EXERCISE AIM>
Retype the records that come next, word for word.

PROVIDED INFORMATION>
──────────
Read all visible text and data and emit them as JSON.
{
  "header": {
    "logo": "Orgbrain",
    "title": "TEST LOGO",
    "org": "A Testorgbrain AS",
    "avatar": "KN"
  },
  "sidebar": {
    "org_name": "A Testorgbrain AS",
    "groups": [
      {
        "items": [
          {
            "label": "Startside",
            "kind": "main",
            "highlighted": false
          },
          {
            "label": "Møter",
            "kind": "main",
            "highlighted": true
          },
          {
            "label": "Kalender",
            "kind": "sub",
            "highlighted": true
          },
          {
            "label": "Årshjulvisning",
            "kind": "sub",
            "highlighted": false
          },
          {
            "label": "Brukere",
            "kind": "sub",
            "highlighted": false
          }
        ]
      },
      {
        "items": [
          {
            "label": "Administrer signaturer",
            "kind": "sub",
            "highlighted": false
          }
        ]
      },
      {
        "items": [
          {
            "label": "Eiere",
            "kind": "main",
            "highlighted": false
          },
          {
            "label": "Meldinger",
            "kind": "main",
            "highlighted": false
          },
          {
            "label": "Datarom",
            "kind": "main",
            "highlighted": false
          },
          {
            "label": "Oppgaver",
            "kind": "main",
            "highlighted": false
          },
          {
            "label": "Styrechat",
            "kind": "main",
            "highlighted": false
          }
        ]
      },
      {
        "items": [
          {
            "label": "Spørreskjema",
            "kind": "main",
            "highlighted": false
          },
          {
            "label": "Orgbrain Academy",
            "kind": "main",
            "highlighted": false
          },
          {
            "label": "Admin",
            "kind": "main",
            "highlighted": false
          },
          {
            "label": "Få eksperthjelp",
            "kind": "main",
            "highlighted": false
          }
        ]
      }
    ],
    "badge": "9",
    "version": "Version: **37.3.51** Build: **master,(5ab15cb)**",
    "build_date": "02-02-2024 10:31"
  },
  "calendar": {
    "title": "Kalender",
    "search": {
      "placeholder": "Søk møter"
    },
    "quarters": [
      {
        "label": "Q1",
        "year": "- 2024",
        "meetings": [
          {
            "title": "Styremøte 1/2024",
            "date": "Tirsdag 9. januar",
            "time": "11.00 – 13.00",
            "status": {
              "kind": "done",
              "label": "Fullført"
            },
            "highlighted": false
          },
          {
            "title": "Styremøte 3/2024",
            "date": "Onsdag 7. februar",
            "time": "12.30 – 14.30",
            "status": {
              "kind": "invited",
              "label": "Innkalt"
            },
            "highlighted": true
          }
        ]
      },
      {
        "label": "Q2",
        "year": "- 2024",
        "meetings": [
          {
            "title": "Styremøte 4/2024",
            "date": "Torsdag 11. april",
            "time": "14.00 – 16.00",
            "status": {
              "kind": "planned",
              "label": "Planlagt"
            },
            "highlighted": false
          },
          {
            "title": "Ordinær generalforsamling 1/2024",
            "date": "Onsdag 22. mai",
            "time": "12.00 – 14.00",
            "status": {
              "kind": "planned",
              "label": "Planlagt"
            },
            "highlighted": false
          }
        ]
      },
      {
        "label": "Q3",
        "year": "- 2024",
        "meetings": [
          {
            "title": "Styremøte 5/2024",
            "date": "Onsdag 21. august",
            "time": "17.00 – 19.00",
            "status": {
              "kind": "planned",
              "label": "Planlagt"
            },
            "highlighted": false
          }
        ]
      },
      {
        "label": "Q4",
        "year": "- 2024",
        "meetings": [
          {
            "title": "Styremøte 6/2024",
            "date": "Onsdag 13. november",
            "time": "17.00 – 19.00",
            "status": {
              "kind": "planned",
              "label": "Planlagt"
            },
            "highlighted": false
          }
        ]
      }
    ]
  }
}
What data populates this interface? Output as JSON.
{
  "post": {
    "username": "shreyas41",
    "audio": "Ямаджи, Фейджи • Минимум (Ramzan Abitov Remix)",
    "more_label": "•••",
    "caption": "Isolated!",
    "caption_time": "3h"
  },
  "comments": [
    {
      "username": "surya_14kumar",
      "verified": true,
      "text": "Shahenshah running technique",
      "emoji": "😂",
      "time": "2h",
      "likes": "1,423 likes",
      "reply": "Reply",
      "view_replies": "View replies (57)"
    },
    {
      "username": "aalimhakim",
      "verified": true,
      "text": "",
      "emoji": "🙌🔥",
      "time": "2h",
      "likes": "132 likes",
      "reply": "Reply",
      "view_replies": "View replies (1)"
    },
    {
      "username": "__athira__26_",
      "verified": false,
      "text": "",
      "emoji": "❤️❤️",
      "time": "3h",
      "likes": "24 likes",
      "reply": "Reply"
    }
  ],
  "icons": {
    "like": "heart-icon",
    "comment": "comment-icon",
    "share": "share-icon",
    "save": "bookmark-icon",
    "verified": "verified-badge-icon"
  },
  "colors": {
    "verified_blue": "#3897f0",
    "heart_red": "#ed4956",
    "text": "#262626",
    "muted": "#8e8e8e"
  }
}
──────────
EXERCISE ANSWER>
Read all visible text and data and emit them as JSON.
{
  "header": {
    "logo": "Orgbrain",
    "title": "TEST LOGO",
    "org": "A Testorgbrain AS",
    "avatar": "KN"
  },
  "sidebar": {
    "org_name": "A Testorgbrain AS",
    "groups": [
      {
        "items": [
          {
            "label": "Startside",
            "kind": "main",
            "highlighted": false
          },
          {
            "label": "Møter",
            "kind": "main",
            "highlighted": true
          },
          {
            "label": "Kalender",
            "kind": "sub",
            "highlighted": true
          },
          {
            "label": "Årshjulvisning",
            "kind": "sub",
            "highlighted": false
          },
          {
            "label": "Brukere",
            "kind": "sub",
            "highlighted": false
          }
        ]
      },
      {
        "items": [
          {
            "label": "Administrer signaturer",
            "kind": "sub",
            "highlighted": false
          }
        ]
      },
      {
        "items": [
          {
            "label": "Eiere",
            "kind": "main",
            "highlighted": false
          },
          {
            "label": "Meldinger",
            "kind": "main",
            "highlighted": false
          },
          {
            "label": "Datarom",
            "kind": "main",
            "highlighted": false
          },
          {
            "label": "Oppgaver",
            "kind": "main",
            "highlighted": false
          },
          {
            "label": "Styrechat",
            "kind": "main",
            "highlighted": false
          }
        ]
      },
      {
        "items": [
          {
            "label": "Spørreskjema",
            "kind": "main",
            "highlighted": false
          },
          {
            "label": "Orgbrain Academy",
            "kind": "main",
            "highlighted": false
          },
          {
            "label": "Admin",
            "kind": "main",
            "highlighted": false
          },
          {
            "label": "Få eksperthjelp",
            "kind": "main",
            "highlighted": false
          }
        ]
      }
    ],
    "badge": "9",
    "version": "Version: **37.3.51** Build: **master,(5ab15cb)**",
    "build_date": "02-02-2024 10:31"
  },
  "calendar": {
    "title": "Kalender",
    "search": {
      "placeholder": "Søk møter"
    },
    "quarters": [
      {
        "label": "Q1",
        "year": "- 2024",
        "meetings": [
          {
            "title": "Styremøte 1/2024",
            "date": "Tirsdag 9. januar",
            "time": "11.00 – 13.00",
            "status": {
              "kind": "done",
              "label": "Fullført"
            },
            "highlighted": false
          },
          {
            "title": "Styremøte 3/2024",
            "date": "Onsdag 7. februar",
            "time": "12.30 – 14.30",
            "status": {
              "kind": "invited",
              "label": "Innkalt"
            },
            "highlighted": true
          }
        ]
      },
      {
        "label": "Q2",
        "year": "- 2024",
        "meetings": [
          {
            "title": "Styremøte 4/2024",
            "date": "Torsdag 11. april",
            "time": "14.00 – 16.00",
            "status": {
              "kind": "planned",
              "label": "Planlagt"
            },
            "highlighted": false
          },
          {
            "title": "Ordinær generalforsamling 1/2024",
            "date": "Onsdag 22. mai",
            "time": "12.00 – 14.00",
            "status": {
              "kind": "planned",
              "label": "Planlagt"
            },
            "highlighted": false
          }
        ]
      },
      {
        "label": "Q3",
        "year": "- 2024",
        "meetings": [
          {
            "title": "Styremøte 5/2024",
            "date": "Onsdag 21. august",
            "time": "17.00 – 19.00",
            "status": {
              "kind": "planned",
              "label": "Planlagt"
            },
            "highlighted": false
          }
        ]
      },
      {
        "label": "Q4",
        "year": "- 2024",
        "meetings": [
          {
            "title": "Styremøte 6/2024",
            "date": "Onsdag 13. november",
            "time": "17.00 – 19.00",
            "status": {
              "kind": "planned",
              "label": "Planlagt"
            },
            "highlighted": false
          }
        ]
      }
    ]
  }
}
What data populates this interface? Output as JSON.
{
  "post": {
    "username": "shreyas41",
    "audio": "Ямаджи, Фейджи • Минимум (Ramzan Abitov Remix)",
    "more_label": "•••",
    "caption": "Isolated!",
    "caption_time": "3h"
  },
  "comments": [
    {
      "username": "surya_14kumar",
      "verified": true,
      "text": "Shahenshah running technique",
      "emoji": "😂",
      "time": "2h",
      "likes": "1,423 likes",
      "reply": "Reply",
      "view_replies": "View replies (57)"
    },
    {
      "username": "aalimhakim",
      "verified": true,
      "text": "",
      "emoji": "🙌🔥",
      "time": "2h",
      "likes": "132 likes",
      "reply": "Reply",
      "view_replies": "View replies (1)"
    },
    {
      "username": "__athira__26_",
      "verified": false,
      "text": "",
      "emoji": "❤️❤️",
      "time": "3h",
      "likes": "24 likes",
      "reply": "Reply"
    }
  ],
  "icons": {
    "like": "heart-icon",
    "comment": "comment-icon",
    "share": "share-icon",
    "save": "bookmark-icon",
    "verified": "verified-badge-icon"
  },
  "colors": {
    "verified_blue": "#3897f0",
    "heart_red": "#ed4956",
    "text": "#262626",
    "muted": "#8e8e8e"
  }
}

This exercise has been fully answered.